Message from the Director General

Celebrating World Environment Day 2011, ‘Forests: Nature at your Service’

Kathmandu, 5 June 2011

ICIMOD’s celebration of World Environment Day this year focuses on forests, in recognition of the International Year of Forests 2011. According to the Food and Agriculture Organization of the United Nations (FAO), some 13 million hectares of the world’s forests are lost each year, including 6 million hectares of primary forests, which are considered biologically the most diverse ecosystems on the planet. The International Year of Forests is intended to increase awareness about the importance of forests as an integral part of the sustainable development of the planet and about the economic, socio-cultural, and environmental benefits that forests provide. Deforestation and forest degradation contribute up to one-fifth of greenhouse gas emissions, a major cause of global warming.  

Forests cover approximately 25% of the Hindu Kush-Himalayan region, and as a varied repository of biodiversity and biomass they epitomise multi-functionality. As part of a wider ecosystem, forests deliver a wide range of goods and services including water, food, household energy, timber, biodiversity sustenance (including wildlife) and mineral resources, besides providing opportunities for recreation and spiritual renewal. Thus for the Himalayan populations, forests are a source of livelihood and cultural identity. They have a use for many species, some for food, some for local income generation, some as cultural symbols – so for these people, forest biodiversity matters. Furthermore, the role of forests in adapting to and mitigating the impact of climate change is increasingly being recognised. 

Despite the immense environmental and socioeconomic value of the region’s forest ecosystems and the wide range of national policies, climate-related initiatives and development strategies created to conserve them, the region’s forests have become degraded and depleted over the years. Nearly two-thirds of the forest cover in the Hindu Kush-Himalayan region is prone to forest fires, largely caused by humans. Only three of the eight countries of the region have reportedly shown forest cover increase in recent years. Vested interests, sociopolitical conflicts, and environmental politics aside, swelling basic human needs, and macro development initiatives are not matched by the sustainable forest management needed to secure and sustain environmental services and goods from forests. Loss of forest cover affects biodiversity, reduces agricultural productivity, and constrains ecosystem services in the region as threats to the sustainable livelihoods of mountain people escalate.
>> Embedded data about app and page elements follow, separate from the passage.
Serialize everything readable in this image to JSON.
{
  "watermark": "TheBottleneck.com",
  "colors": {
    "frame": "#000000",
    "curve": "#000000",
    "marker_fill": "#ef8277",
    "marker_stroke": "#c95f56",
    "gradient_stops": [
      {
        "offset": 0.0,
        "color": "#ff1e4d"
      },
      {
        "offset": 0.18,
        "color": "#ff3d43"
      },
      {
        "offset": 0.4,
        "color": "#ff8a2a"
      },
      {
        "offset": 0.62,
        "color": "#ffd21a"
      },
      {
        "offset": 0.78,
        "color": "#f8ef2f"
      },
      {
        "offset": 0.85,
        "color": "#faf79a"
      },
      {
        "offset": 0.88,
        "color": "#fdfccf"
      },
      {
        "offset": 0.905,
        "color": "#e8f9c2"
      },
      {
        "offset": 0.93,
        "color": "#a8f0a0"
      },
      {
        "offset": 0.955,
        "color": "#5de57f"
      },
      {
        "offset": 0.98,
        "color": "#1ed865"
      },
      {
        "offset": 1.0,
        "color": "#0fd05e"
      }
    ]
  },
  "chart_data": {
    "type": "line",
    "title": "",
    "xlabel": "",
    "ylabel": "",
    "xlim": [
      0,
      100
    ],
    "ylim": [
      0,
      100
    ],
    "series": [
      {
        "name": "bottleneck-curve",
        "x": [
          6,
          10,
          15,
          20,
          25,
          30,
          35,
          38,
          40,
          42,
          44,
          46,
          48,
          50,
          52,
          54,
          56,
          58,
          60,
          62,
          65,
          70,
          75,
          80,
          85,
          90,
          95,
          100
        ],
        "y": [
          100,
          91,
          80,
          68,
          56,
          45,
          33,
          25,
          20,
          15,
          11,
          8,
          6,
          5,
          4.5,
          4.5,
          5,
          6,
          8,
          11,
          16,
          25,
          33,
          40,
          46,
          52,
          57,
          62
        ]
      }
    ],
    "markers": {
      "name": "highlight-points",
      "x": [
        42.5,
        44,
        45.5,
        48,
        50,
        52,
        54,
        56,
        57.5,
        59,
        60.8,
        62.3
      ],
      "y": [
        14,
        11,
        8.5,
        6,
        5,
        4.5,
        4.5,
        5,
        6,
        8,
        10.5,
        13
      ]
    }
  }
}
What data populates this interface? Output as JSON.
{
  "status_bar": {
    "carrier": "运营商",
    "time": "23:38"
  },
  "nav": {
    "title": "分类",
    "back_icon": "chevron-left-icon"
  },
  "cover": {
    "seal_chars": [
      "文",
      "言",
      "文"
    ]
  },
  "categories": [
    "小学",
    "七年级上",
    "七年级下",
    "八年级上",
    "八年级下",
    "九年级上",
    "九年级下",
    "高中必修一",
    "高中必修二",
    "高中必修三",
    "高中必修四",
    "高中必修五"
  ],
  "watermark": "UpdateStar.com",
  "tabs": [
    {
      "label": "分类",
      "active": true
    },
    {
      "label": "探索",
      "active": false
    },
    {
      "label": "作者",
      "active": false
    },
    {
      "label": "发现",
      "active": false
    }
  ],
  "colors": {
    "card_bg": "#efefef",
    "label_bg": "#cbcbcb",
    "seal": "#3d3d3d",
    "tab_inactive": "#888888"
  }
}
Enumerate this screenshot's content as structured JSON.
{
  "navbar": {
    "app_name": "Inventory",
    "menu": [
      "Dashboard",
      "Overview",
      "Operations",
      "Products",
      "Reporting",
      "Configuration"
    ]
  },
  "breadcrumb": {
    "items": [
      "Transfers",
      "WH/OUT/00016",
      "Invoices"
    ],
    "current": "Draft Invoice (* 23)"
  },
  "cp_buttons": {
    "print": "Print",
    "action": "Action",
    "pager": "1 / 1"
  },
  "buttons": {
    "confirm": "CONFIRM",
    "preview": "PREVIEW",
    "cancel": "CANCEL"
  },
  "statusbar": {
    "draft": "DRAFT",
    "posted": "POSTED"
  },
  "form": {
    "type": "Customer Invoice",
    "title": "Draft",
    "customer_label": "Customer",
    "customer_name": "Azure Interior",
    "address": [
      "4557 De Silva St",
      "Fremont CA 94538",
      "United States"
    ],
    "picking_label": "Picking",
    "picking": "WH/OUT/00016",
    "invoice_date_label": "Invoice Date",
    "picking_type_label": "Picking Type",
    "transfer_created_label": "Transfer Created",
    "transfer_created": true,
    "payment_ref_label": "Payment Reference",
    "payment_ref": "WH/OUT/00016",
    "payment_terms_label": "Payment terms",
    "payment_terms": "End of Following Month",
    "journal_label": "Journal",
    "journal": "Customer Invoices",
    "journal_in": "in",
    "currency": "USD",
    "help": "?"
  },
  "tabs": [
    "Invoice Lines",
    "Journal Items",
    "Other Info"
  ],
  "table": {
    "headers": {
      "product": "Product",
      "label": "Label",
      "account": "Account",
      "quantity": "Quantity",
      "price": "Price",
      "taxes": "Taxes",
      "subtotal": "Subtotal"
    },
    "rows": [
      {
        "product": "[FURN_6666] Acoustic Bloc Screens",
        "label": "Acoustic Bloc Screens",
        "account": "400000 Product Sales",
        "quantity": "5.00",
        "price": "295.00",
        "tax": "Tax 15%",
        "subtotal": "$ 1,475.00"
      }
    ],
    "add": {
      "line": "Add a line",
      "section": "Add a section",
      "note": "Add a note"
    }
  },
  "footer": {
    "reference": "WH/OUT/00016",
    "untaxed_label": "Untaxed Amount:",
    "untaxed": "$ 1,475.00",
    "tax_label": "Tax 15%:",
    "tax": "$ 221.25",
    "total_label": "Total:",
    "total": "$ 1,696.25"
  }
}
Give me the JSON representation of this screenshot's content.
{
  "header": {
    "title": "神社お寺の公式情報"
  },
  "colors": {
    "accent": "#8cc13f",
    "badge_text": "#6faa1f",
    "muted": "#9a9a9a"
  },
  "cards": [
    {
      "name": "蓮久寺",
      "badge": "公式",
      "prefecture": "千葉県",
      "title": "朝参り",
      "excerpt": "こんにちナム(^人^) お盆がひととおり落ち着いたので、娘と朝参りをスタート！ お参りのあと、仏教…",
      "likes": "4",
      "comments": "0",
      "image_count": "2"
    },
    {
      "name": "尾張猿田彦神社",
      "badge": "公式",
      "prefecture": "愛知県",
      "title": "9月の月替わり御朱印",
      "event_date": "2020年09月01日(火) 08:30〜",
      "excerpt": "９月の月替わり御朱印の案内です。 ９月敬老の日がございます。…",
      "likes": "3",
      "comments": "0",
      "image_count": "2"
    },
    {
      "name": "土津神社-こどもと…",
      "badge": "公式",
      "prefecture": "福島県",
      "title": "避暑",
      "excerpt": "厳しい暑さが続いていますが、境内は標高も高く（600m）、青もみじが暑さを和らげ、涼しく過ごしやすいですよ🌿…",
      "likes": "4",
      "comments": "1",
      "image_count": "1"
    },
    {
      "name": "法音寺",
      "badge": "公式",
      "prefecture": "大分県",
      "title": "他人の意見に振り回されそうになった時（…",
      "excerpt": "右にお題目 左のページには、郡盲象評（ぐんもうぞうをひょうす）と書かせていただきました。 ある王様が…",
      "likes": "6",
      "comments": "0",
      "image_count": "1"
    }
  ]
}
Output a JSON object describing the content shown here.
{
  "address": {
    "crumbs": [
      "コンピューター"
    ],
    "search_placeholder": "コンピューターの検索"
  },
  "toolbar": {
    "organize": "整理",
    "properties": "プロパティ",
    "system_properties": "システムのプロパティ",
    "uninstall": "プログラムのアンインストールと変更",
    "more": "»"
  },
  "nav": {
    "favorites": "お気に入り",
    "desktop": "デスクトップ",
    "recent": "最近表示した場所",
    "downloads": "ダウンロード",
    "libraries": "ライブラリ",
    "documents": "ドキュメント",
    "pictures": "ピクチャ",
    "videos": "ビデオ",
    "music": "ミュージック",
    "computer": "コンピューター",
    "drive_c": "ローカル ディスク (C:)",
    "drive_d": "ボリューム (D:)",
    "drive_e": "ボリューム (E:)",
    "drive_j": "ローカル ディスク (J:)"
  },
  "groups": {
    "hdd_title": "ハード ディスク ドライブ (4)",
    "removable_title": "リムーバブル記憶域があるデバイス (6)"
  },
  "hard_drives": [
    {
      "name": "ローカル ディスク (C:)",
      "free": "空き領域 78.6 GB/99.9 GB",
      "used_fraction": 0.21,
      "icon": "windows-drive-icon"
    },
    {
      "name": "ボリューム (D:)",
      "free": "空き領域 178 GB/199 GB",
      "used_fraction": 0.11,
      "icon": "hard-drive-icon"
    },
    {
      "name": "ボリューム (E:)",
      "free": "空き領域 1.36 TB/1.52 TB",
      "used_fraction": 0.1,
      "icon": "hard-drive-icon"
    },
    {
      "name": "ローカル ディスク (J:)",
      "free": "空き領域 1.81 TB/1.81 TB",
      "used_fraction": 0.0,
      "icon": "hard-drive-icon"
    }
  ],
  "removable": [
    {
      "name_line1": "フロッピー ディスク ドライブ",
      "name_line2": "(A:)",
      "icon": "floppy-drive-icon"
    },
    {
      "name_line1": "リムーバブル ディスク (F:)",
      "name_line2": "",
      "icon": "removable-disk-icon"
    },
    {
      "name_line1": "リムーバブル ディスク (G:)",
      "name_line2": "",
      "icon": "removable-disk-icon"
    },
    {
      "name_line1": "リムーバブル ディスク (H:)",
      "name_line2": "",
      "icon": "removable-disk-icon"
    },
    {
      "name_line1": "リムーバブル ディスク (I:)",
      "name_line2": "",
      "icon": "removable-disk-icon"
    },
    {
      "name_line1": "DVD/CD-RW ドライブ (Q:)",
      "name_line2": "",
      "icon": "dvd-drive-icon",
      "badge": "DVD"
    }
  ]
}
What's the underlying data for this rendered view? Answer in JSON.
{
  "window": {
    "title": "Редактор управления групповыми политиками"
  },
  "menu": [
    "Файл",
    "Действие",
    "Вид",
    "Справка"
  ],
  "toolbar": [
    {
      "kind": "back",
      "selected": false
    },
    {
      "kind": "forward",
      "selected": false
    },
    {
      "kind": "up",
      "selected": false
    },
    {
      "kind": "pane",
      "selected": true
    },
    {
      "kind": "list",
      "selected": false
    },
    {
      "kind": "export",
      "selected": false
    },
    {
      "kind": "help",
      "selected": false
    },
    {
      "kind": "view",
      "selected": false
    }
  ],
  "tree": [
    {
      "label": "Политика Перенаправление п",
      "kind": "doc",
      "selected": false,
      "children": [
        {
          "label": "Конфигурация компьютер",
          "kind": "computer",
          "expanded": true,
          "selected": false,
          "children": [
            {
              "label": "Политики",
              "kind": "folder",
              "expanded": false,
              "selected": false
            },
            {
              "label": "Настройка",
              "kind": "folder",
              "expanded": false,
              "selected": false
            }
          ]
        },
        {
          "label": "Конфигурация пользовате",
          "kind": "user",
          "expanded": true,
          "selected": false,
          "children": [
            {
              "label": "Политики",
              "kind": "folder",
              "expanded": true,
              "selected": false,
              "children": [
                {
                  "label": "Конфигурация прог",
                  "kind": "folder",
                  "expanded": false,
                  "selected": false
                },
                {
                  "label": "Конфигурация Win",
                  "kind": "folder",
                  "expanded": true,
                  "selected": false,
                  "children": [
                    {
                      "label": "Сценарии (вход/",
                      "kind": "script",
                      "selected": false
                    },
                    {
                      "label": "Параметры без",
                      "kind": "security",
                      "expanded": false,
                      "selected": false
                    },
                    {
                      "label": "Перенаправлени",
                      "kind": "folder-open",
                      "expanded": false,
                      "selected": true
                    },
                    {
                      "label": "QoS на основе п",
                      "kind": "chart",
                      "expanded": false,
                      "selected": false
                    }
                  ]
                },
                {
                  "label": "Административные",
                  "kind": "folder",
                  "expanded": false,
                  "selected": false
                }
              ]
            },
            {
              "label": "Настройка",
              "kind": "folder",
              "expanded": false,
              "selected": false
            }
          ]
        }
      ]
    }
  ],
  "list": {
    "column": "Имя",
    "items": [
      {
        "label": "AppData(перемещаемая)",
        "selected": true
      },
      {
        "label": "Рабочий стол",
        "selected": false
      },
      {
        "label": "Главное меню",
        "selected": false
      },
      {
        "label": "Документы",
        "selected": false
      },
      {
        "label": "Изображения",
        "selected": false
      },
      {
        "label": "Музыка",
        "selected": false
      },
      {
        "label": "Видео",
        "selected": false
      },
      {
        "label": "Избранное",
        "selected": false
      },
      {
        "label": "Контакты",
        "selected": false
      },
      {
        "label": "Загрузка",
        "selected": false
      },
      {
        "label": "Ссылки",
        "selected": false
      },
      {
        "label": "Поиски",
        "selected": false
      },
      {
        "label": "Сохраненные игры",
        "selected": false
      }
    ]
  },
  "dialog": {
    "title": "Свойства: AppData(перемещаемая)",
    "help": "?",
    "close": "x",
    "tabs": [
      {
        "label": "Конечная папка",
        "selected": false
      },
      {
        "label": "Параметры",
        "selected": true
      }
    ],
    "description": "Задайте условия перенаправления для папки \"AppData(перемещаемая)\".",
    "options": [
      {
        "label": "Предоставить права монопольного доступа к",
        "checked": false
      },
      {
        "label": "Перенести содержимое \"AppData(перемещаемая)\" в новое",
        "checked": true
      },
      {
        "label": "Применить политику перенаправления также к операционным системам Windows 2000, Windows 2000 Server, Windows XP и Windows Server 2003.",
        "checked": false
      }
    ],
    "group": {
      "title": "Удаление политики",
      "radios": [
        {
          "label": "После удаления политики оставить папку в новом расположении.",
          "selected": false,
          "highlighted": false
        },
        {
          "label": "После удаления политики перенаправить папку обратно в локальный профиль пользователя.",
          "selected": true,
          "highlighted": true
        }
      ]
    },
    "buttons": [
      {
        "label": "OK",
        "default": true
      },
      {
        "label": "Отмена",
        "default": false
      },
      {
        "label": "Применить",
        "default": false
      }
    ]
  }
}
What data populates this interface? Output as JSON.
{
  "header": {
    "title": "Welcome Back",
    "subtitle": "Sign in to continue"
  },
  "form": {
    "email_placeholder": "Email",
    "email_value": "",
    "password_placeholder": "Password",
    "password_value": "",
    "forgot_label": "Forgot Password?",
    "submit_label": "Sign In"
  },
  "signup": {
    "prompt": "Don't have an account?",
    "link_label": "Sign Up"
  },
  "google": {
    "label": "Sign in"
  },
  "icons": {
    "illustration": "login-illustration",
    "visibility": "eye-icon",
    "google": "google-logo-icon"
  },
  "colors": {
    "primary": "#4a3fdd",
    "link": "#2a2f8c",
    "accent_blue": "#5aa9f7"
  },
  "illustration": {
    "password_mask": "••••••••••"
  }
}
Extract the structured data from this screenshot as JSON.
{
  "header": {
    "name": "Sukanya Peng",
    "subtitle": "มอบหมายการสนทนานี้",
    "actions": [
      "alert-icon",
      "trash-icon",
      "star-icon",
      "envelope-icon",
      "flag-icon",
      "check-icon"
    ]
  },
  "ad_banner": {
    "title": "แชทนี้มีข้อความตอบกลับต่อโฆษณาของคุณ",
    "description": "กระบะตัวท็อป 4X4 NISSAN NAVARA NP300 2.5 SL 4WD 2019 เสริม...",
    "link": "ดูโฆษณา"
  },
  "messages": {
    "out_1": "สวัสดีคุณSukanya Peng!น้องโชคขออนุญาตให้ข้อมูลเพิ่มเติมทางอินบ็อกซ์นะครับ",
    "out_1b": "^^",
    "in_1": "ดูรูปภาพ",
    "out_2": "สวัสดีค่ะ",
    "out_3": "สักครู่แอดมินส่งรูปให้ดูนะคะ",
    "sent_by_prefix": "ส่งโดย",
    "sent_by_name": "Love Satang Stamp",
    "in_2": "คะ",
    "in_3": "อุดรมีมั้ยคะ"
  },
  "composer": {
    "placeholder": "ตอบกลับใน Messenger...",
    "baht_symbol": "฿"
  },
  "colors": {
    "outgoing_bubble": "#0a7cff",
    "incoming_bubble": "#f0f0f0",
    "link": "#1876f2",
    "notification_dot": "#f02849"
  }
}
To address gaps in knowledge about the drivers of change and to contribute to sustainable forest management as a means of achieving regional environmental stability, ICIMOD with its relevant regional partners is showing its commitment to the objectives of the International Year of Forests 2011 by 

  • contributing credible learning towards consolidating regional policy and strategic frameworks and actions for implementing sustainable management of forests, keeping climate, gender, and equity in view;
  • contributing to national and regional frameworks of cooperation for good forest governance;
  • improving knowledge on valuation of forest ecosystems and testing and mainstreaming their paradigmatic role as avenues of development (e.g., via incentive-based mechanisms for communities rendering sustained forest goods and services, including forest carbon and biodiversity; sustained value chains for livelihoods and local economy; and good management approaches); and
  • building a regional repository and forum of knowledge on forest ecosystems in the Hindu Kush-Himalayas and facilitating exchange of learning between regional policy and decision makers, researchers, and practitioners. 

As part of this year’s World Environment Day, therefore, ICIMOD has planned several knowledge and advocacy events such as youth debates, street drama, promotion of herbal gardens, an essay competition, exhibitions, and workshops on forest and climate change in the Eastern Himalayas and on the role of forests in the new generation of watershed management. We hope that the day will elevate awareness and consciousness among the public and motivate young people especially to recognise the invaluable goods and services provided by forest ecosystems across the Hindu Kush-Himalayan region and to advocate for securing and sustaining them. 

Best wishes to all on this very special day,

Andreas Schild

Director General